It’s fascinating. Advent is all about waiting and preparing. Those are two tasks which, by and large, are associated with home, with the domestic sphere, and thus with women. Yes, we do have the voice of John the Baptist booming in the wilderness (note, some 33 years after the original Christmas), and the comforting words of the prophet Isaiah: they prepare the way of the Lord in the public sphere, so to speak.

But in the most intimate relationships, in the places where God first makes an appearance, that first Christmas, the voices we hear are those of the women, Elizabeth and Mary. Both of whose pregnancies are, in their different ways, shocking in their own culture. Elizabeth, because she has been married for a very long time and is now “old” (likely late 20s!) and this is her first pregnancy. And Mary, because she is not married yet.

These two women, both of whom are bucking the cultural norms of their day, are the two women who are prepared to wait, patiently, for God to be seen in and through them.

Quiet patience and trust, preparing the inner self and the inner place, are probably more associated with women and the monastic life, than with the public sphere which men have traditionally inhabited. This is an old cultural norm, and such norms and images die very hard indeed, and are easily resurrected.

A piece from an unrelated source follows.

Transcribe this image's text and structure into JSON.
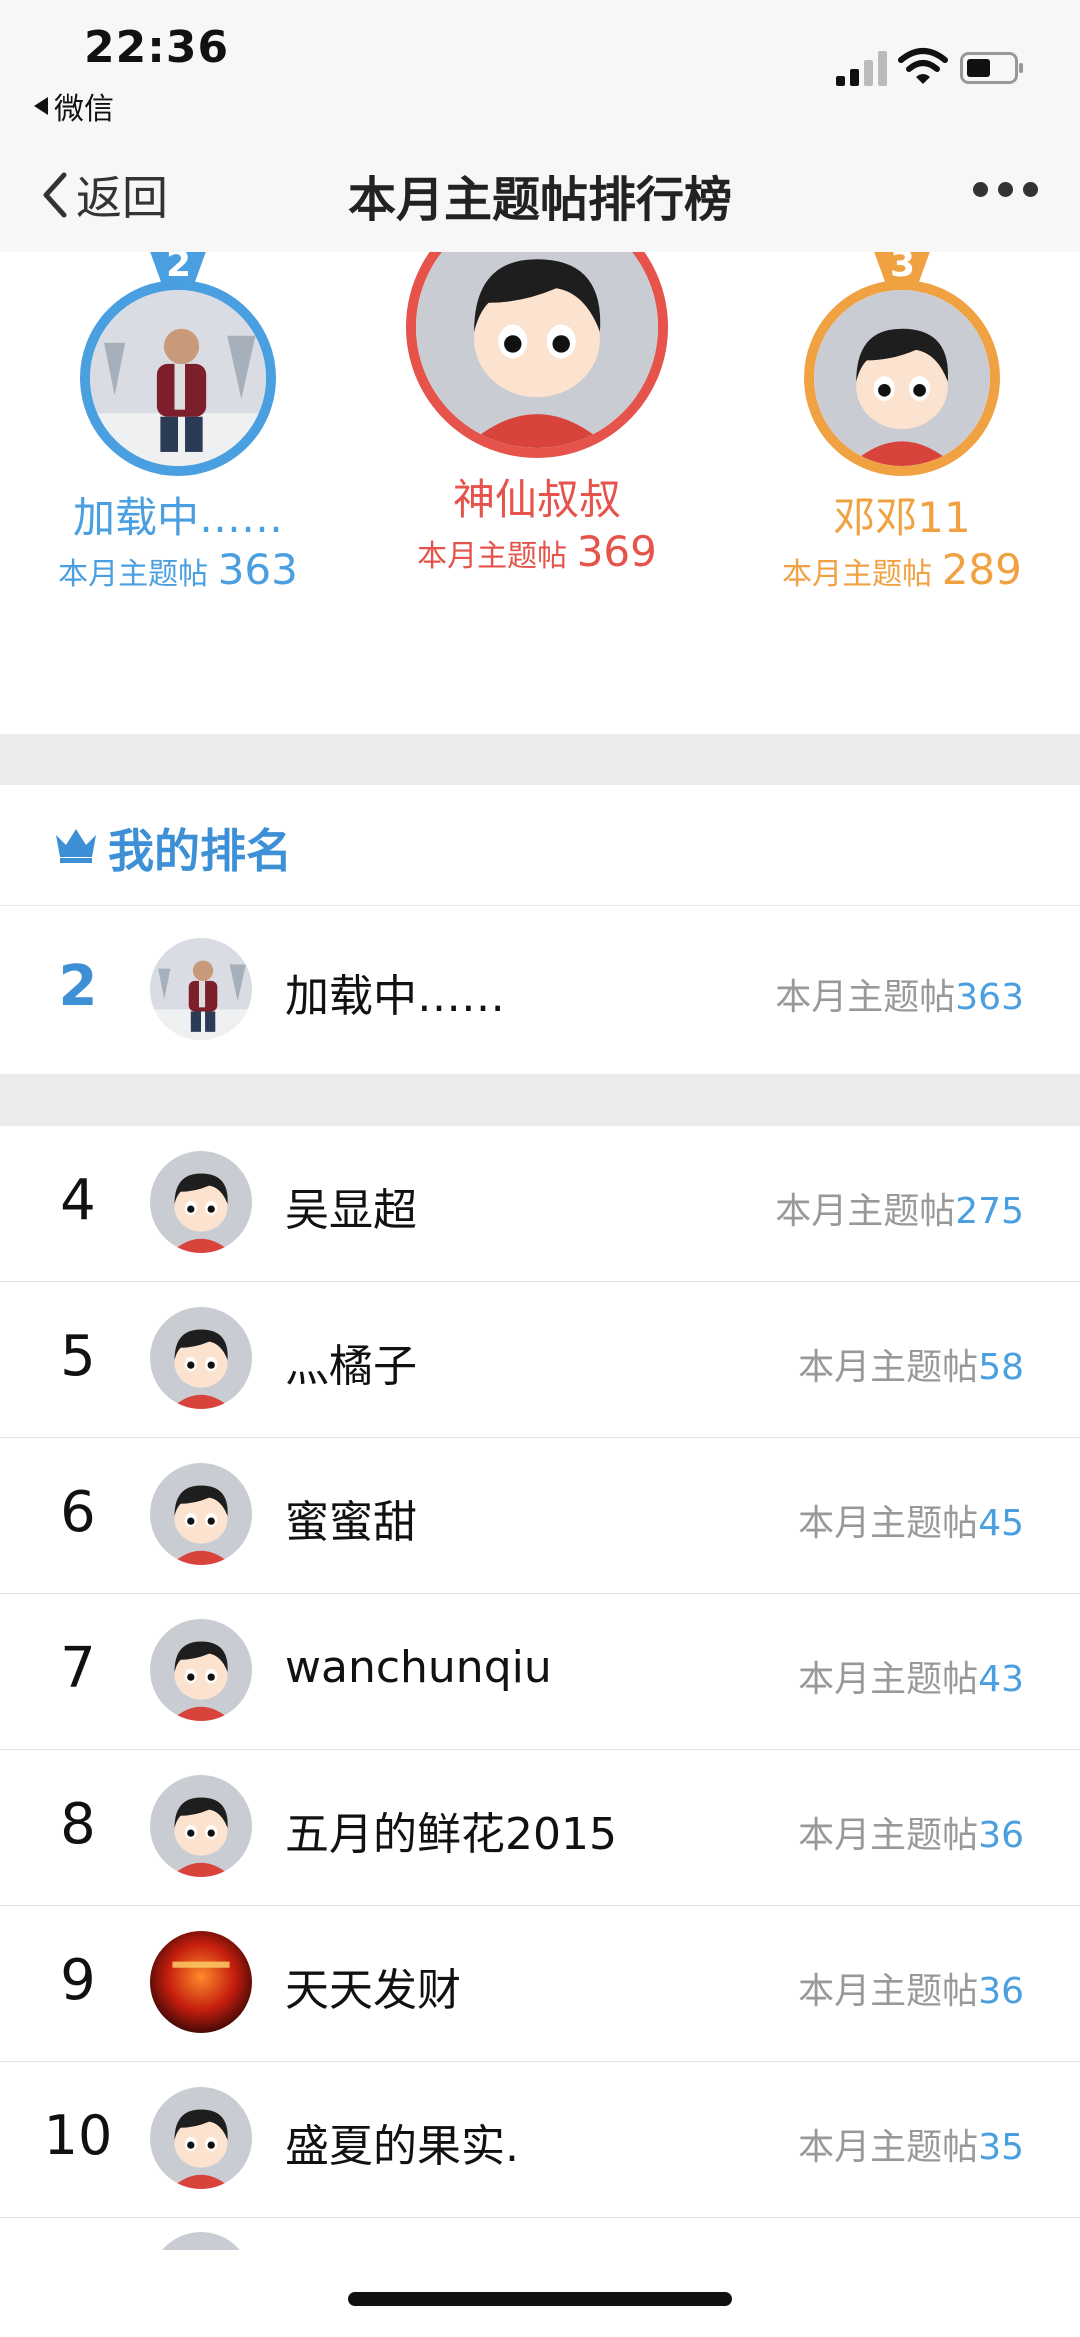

In this year of 2020, we have all been thrust into the domestic sphere in a new way. The public has been closed off to us all because of the pandemic. Suddenly, we have all been operating out of the home, out of our inner spaces, not just those whose roles and work have been home-based for a long time. And this has been a most unpleasant shock to many. And many more have discovered anew the joy of home.

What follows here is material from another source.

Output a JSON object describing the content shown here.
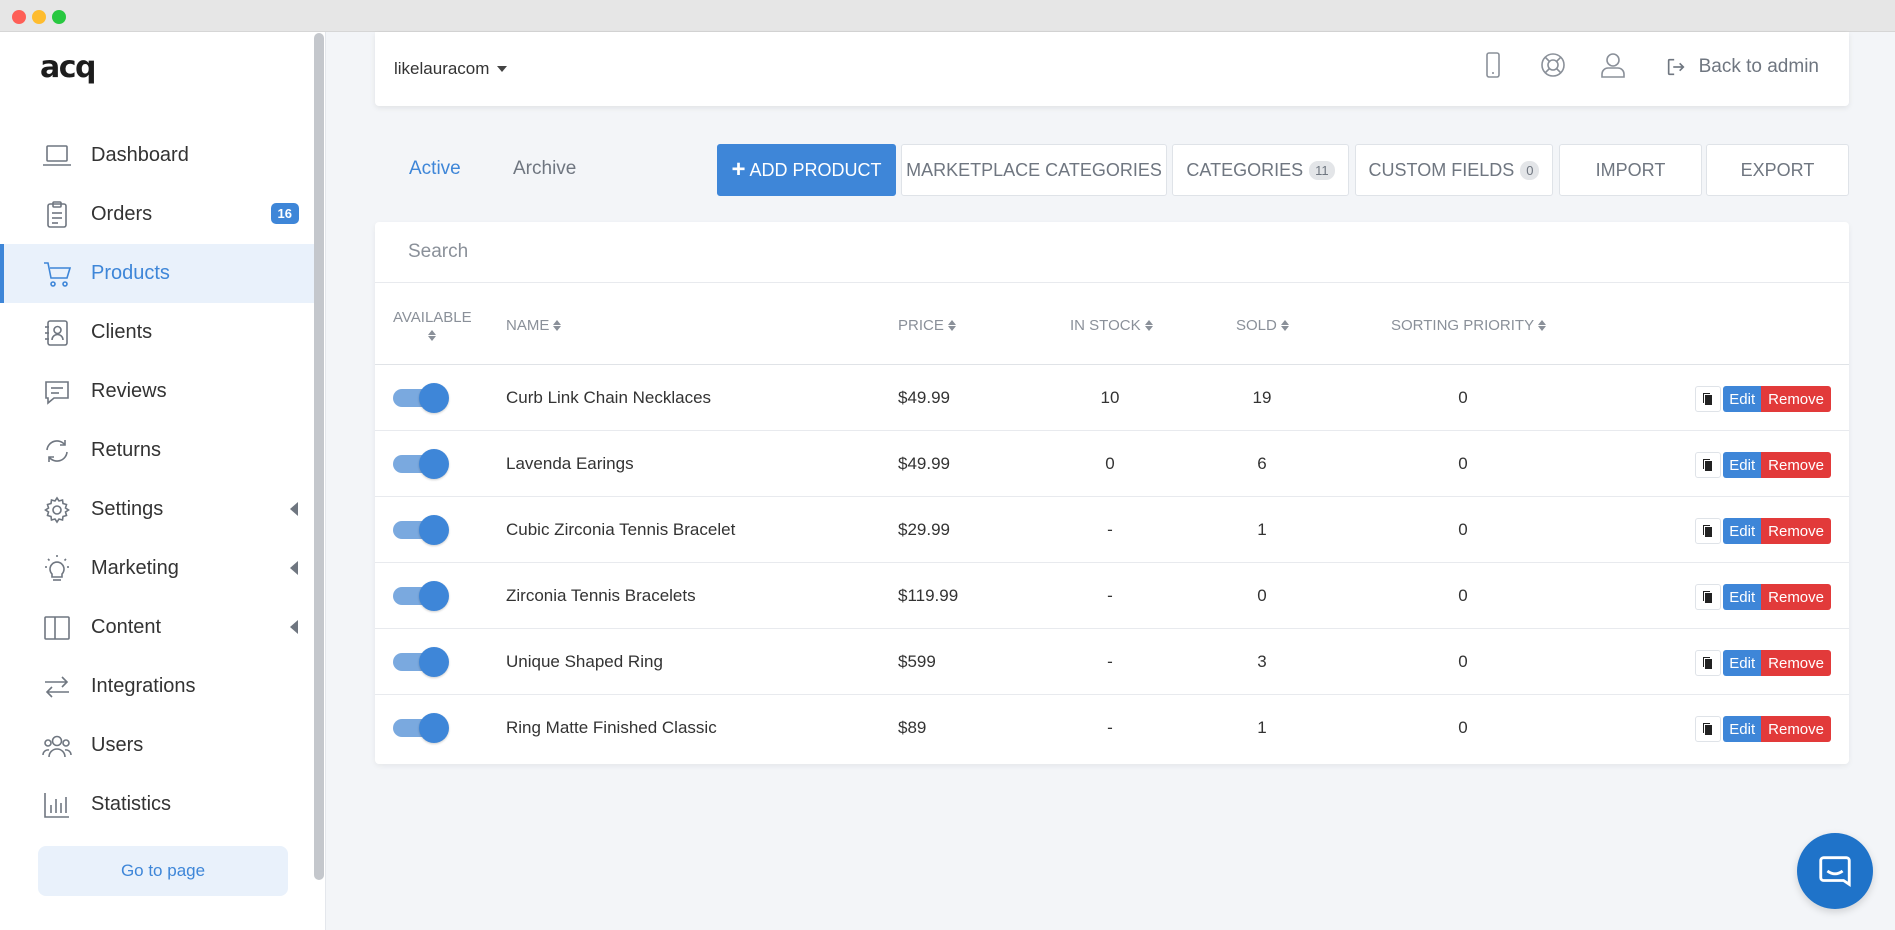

Women have inhabited the home – with its hard labour, its frequent isolation, and its joy – for aeons. For some this has been an active choice. For others, this was forced upon them. And for women collectively, the journey to have influence beyond the domestic sphere was, and still is, a hard and challenging one.

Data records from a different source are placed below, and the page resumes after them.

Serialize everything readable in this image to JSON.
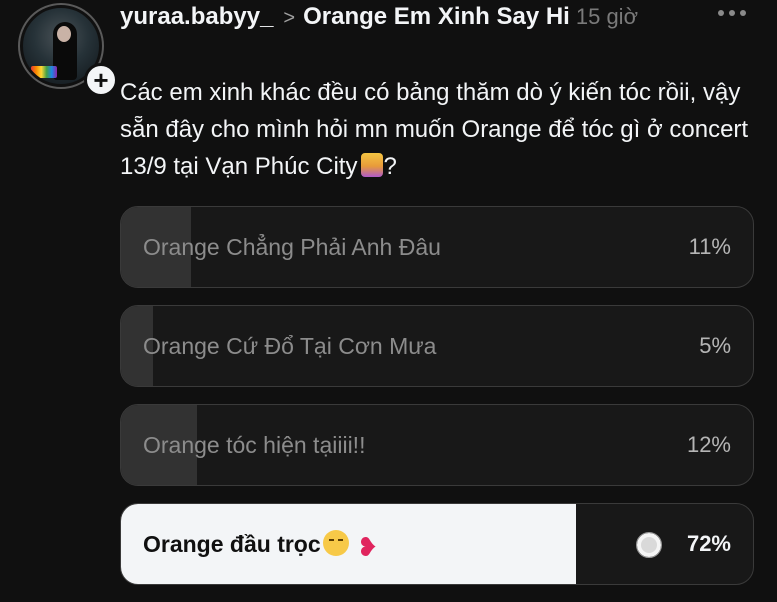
{
  "post": {
    "username": "yuraa.babyy_",
    "community": "Orange Em Xinh Say Hi",
    "time": "15 giờ",
    "text": "Các em xinh khác đều có bảng thăm dò ý kiến tóc rồii, vậy sẵn đây cho mình hỏi mn muốn Orange để tóc gì ở concert 13/9 tại Vạn Phúc City",
    "text_end": "?"
  },
  "poll": {
    "options": [
      {
        "label": "Orange Chẳng Phải Anh Đâu",
        "percent_label": "11%",
        "percent": 11,
        "selected": false
      },
      {
        "label": "Orange Cứ Đổ Tại Cơn Mưa",
        "percent_label": "5%",
        "percent": 5,
        "selected": false
      },
      {
        "label": "Orange tóc hiện tạiiii!!",
        "percent_label": "12%",
        "percent": 12,
        "selected": false
      },
      {
        "label": "Orange đầu trọc",
        "percent_label": "72%",
        "percent": 72,
        "selected": true
      }
    ]
  },
  "icons": {
    "more": "more-horizontal-icon",
    "chevron": "chevron-right-icon",
    "follow": "plus-icon",
    "selected": "check-circle-icon",
    "emoji_dancer": "dancing-woman-emoji",
    "emoji_sad": "pensive-face-emoji",
    "emoji_heart": "broken-heart-emoji"
  },
  "colors": {
    "background": "#101010",
    "text": "#f3f5f7",
    "muted": "#7a7a7a",
    "poll_fill": "#323232",
    "poll_selected_fill": "#f3f5f7",
    "broken_heart": "#e0245e"
  }
}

The old joke is that behind every strong man is a stronger woman cleaning up after him. In that is a grain of truth. In a sense, Mary is right there behind Jesus. She was the one who tended his childhood bruises, and wiped his tears. She was also the one who prompted him into his first recorded public miracle, at the wedding at Cana, where Jesus sorted out the wine shortage as his mother told him.

For behind every public action is a private arena. Behind every public face, there is a real person. Behind the picture-perfect images of Christmas and the Christ-child in the manger are many months of quiet waiting, preparation, openness to the coming of something new. An openness to allowing the unexpected and uncontrollable, thoroughly unpredictable and unorthodox into our lives, often in uncomfortable ways.  

Before I end, I would like to draw your attention to those four words: unexpected, uncontrollable, unpredictable, and unorthodox. Those words are not positive ones when uttered in the public sphere, which is traditionally dominated by men. But they are words which are very familiar to those in the domestic sphere (both women and men), especially when surrounded by children! And, most of all, they are words which can describe God in action.

With light and peace,
Revd. Talisker

(This quote was posted on Pete Greig’s facebook account. Pete is the man behind 247 Prayer and Lectio 365.)

(Photo by SutherlandRowe Images)